Oil plummets and America rejoices! Right? Well, not quite. Certainly crude prices seem to be headed south, closing around $120 on Monday and raising the prospect of pump prices dropping below $4 a gallon. But as Fortune.commakes clear, “[F]alling oil prices also suggest that the recession the U.S. has so far avoided is well on its way.”
There’s plenty of Texas tea-leaf reading taking place to divine all the reasons for oil’s current fall, be it a boost in Saudi production, relief that Tropical Storm Edouard is no hurricane, or, intriguingly, the Financial Times’ suggestion that Beijing may have been stockpiling oil ahead of the Olympics. The New York Times points to less-fickle Chinese behavior—a very real economic slowdown (some say 2 percent) in the world’s premier economic driver.
A Chinese economic contraction has ramifications throughout the commodities world. Manufacturing in China, the world’s biggest metals buyer, “contracted in July for the first time since at least 2005,” writes Bloomberg, just one of the factors that has brought on a global commodities bear market.
But before you fire up the F-150 that’s been sitting neglected in the driveway, remember that what goes down could always go back up. Even as some economists foresee a return to double-digit crude prices, one analyst cautions Fortune.com that, “[b]y the end of the third quarter, there’s a good chance oil could be below $100 a barrel, and a good chance it could be above $150.” Guess we’ll have to see what the futures hold.
Fresh from creating ulcers for Yahoo CEO Jerry Yang, Carl Icahn has shifted his attentions to a company he already controls. As chairman of the ImClone board, he and his board moved to reject Bristol-Myers Squibb’s unsolicited $4.5 billion offer for the high-flying biotech company, suggesting “the target company might be worth more to shareholders if it were split in two,” writes the Wall Street Journal. Observers suggest this riposte was just part of the bargaining process as the two former collaborating companies came to a deal, but that didn’t stop Icahn from expressing his “concern” that “Bristol-Myers may have had access to confidential information about ImClone before offering to acquire the 83% of shares it doesn’t already own.”
He might also have some concern over a WSJ report that shareholder opposition to Jerry Yang could have been greater than was recorded at last week’s Yahoo shareholder meeting. Yang won 85.4 percent of the shares to stay on as a director, with 14.6 percent withheld. Now one major shareholder that opposed Yang, Capital Research Global Investors, has asked for a review of the vote, though the Journal notes that even if a mistake was made, “the impact on the total vote would have been relatively minor.”

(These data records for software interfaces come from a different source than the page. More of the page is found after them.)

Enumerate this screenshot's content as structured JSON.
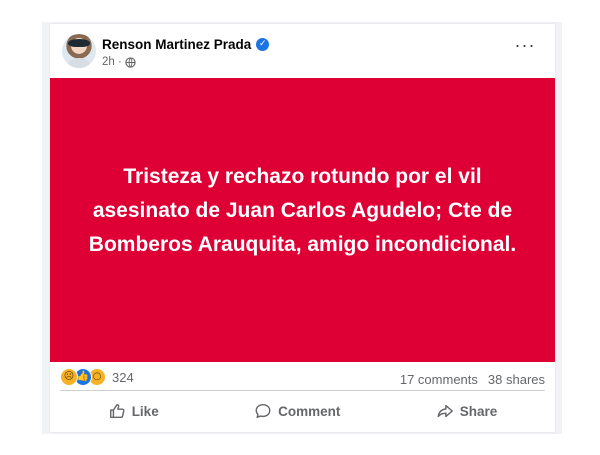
{
  "post": {
    "author": "Renson Martinez Prada",
    "verified_badge_icon": "verified-check-icon",
    "time": "2h ·",
    "audience_icon": "globe-icon",
    "more_label": "···",
    "text": "Tristeza y rechazo rotundo por el vil asesinato de Juan Carlos Agudelo; Cte de Bomberos Arauquita, amigo incondicional.",
    "background_color": "#de0035"
  },
  "stats": {
    "reaction_icons": [
      "sad-reaction-icon",
      "like-reaction-icon",
      "wow-reaction-icon"
    ],
    "reaction_count": "324",
    "comments": "17 comments",
    "shares": "38 shares"
  },
  "actions": {
    "like": "Like",
    "comment": "Comment",
    "share": "Share"
  },
  "colors": {
    "brand_blue": "#1b74e4",
    "muted_text": "#65676b"
  }
}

Did the CEO of Freddie Mac ignore warnings that “the firm was financing questionable loans that threatened its financial health”? That’s the charge in the NYT this morning, backed up by “more than two dozen current and former high-ranking executives at Freddie Mac, analysts, shareholders and regulators.” At issue is a 2004 memo sent to CEO Richard F. Syron by former chief risk officer David A. Andrukonis, in which he warned that buying bad loans “would likely pose an enormous financial and reputational risk to the company and the country.” Syron admits some mistakes were made but replies with a candor that must make shareholders weep: “Frankly, if I had perfect foresight, I would never have taken this job in the first place,” he says.
Cloud computing may be common parlance among the digerati, but it also has gained mainstream business resonance in recent days with the announcement of new remote computer networking and storage services by successive tech companies including Amazon, Google, and IBM. AT&T is the latest to join the cloud computing craze, and yesterday it described how the U.S. Olympic Committee, which runs teamusa.org and other Olympics Web sites, will rely on AT&T’s server power to manage the spike in traffic it will receive during the Beijing Games. Yet even as the trend in cloud computing grows (even Microsoft is said to be planning its own post-software vision), Dell Inc. is looking to trademark the term, according to Computer World. Apparently, “Internet based development and use of computer technology” (thanks, Wikipedia) just doesn’t have the same ring to it.
Finally, for all you morning java fixers, Starbucks has got a new way to lure you back in the afternoon. Starting nationwide today the caffeinated chain will offer morning customers “any iced grande beverage for $2 after 2 p.m,” CNN Money reports. That’s one way to give the economy a jolt.